*** Extracted data Section Begins ***
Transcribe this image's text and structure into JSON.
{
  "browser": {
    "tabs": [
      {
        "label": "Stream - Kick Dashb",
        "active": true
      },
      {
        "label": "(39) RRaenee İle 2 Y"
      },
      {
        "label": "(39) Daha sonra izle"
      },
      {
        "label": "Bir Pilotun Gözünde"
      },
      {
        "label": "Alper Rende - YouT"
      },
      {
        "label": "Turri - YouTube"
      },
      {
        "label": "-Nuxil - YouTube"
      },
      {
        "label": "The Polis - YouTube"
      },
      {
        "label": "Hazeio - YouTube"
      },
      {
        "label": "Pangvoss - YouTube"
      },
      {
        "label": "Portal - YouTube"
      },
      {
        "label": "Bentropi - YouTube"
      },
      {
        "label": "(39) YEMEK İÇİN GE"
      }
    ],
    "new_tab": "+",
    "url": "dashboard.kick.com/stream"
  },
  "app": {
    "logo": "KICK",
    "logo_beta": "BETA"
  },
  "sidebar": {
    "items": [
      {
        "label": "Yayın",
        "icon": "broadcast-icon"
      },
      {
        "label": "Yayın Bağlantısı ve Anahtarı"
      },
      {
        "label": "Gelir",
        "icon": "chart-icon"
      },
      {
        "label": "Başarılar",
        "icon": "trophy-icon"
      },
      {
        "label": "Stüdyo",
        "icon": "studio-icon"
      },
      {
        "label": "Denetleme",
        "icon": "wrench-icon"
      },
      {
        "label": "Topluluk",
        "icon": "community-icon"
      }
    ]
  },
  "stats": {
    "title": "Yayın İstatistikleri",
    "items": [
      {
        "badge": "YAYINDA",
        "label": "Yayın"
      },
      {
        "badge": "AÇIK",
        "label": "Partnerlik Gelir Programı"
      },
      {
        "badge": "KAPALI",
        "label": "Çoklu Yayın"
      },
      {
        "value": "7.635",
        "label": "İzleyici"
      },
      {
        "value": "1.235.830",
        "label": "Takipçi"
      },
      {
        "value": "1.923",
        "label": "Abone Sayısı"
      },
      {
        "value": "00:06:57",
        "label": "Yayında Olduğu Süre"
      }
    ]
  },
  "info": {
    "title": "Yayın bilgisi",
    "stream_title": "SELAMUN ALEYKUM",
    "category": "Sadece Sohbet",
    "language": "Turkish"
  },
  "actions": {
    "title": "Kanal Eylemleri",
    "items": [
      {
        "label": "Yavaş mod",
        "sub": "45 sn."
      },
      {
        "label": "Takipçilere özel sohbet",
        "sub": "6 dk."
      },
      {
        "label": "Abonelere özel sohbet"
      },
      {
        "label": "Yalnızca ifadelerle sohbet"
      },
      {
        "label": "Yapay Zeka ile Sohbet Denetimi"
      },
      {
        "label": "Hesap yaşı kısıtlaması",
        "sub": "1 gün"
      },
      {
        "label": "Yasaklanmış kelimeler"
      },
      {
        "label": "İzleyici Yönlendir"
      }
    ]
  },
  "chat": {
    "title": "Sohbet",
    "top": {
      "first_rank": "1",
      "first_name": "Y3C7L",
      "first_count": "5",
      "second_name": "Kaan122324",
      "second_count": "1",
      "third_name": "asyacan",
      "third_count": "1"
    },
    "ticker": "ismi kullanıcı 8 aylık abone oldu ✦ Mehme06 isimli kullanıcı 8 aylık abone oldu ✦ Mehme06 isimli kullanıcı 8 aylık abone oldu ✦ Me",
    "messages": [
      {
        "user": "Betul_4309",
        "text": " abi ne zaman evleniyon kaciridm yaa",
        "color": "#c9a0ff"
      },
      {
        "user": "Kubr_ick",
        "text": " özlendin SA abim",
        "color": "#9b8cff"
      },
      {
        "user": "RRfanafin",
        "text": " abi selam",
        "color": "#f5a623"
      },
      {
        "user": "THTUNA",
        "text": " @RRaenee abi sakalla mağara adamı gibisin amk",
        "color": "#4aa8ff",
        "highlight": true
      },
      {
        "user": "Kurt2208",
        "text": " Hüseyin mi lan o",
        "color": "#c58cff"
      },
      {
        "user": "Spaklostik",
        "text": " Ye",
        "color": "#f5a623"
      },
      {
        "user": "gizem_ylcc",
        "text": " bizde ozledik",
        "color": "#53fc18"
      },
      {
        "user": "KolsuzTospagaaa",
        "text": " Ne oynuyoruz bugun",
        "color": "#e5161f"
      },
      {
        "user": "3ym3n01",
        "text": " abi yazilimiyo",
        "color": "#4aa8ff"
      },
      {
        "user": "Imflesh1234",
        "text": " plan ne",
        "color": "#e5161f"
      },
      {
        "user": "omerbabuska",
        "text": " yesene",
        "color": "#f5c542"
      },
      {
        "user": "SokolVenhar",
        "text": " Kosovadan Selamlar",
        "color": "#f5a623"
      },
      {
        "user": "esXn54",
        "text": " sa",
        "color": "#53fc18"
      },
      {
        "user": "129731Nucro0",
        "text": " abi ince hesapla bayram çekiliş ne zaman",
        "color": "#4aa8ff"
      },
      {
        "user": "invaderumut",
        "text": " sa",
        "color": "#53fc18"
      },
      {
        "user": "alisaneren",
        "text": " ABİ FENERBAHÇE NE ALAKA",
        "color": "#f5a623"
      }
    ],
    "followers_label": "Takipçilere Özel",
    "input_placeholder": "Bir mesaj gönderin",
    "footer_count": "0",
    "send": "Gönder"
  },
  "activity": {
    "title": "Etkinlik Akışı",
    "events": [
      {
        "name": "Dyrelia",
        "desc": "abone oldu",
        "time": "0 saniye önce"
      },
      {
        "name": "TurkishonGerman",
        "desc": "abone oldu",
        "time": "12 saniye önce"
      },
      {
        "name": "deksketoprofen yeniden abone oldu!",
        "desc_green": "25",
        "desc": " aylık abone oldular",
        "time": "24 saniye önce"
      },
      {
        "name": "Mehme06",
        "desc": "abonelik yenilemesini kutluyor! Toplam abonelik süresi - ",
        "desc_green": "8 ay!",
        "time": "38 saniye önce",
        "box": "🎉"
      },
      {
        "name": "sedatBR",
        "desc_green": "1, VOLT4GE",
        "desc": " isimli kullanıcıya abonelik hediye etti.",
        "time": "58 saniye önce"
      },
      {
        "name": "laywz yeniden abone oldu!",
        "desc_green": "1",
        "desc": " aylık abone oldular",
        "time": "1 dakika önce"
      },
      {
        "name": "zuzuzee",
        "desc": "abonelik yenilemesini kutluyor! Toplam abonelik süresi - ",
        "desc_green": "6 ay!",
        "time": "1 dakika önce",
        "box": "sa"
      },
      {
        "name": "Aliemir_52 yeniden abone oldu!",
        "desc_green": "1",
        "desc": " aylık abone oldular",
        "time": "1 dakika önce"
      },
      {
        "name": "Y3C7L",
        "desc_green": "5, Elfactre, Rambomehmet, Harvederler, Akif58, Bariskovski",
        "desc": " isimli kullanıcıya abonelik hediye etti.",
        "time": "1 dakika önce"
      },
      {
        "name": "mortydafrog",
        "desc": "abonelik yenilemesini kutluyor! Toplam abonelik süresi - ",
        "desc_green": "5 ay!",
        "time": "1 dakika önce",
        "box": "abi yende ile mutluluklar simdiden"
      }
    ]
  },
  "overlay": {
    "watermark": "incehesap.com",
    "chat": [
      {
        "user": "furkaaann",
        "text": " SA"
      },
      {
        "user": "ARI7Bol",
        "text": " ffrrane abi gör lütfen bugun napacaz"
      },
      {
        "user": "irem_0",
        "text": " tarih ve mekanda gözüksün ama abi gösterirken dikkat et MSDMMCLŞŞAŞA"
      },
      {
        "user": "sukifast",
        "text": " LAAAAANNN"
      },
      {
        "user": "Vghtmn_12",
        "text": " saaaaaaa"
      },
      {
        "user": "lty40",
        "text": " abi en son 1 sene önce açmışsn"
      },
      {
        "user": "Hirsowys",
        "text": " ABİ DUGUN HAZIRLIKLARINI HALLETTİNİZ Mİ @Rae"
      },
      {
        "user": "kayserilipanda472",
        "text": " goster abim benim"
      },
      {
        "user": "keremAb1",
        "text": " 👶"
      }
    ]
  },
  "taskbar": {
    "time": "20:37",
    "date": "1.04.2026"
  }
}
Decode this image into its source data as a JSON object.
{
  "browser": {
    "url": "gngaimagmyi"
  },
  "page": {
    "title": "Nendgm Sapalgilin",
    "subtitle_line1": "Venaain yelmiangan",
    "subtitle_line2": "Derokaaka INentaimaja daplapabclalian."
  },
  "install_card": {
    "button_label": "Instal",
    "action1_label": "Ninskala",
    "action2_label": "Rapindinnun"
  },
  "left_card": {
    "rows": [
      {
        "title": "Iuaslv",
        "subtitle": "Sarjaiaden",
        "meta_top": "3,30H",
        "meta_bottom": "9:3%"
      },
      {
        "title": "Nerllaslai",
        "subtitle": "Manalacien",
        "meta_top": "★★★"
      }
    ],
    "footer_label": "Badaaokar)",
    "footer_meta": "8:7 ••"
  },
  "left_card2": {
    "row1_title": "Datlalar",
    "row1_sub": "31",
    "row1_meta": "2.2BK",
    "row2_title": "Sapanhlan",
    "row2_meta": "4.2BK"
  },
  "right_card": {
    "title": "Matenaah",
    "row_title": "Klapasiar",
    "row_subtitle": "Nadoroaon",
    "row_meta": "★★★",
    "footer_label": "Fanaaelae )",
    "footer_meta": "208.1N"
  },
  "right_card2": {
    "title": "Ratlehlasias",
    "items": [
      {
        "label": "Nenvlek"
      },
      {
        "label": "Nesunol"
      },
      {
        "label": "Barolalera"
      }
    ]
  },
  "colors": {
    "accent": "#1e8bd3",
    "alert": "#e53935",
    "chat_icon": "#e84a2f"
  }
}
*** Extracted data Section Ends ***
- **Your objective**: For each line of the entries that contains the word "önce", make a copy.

- **Output**:
        "time": "0 saniye önce"
        "time": "12 saniye önce"
        "time": "24 saniye önce"
        "time": "38 saniye önce",
        "time": "58 saniye önce"
        "time": "1 dakika önce"
        "time": "1 dakika önce",
        "time": "1 dakika önce"
        "time": "1 dakika önce"
        "time": "1 dakika önce",
        "text": " abi en son 1 sene önce açmışsn"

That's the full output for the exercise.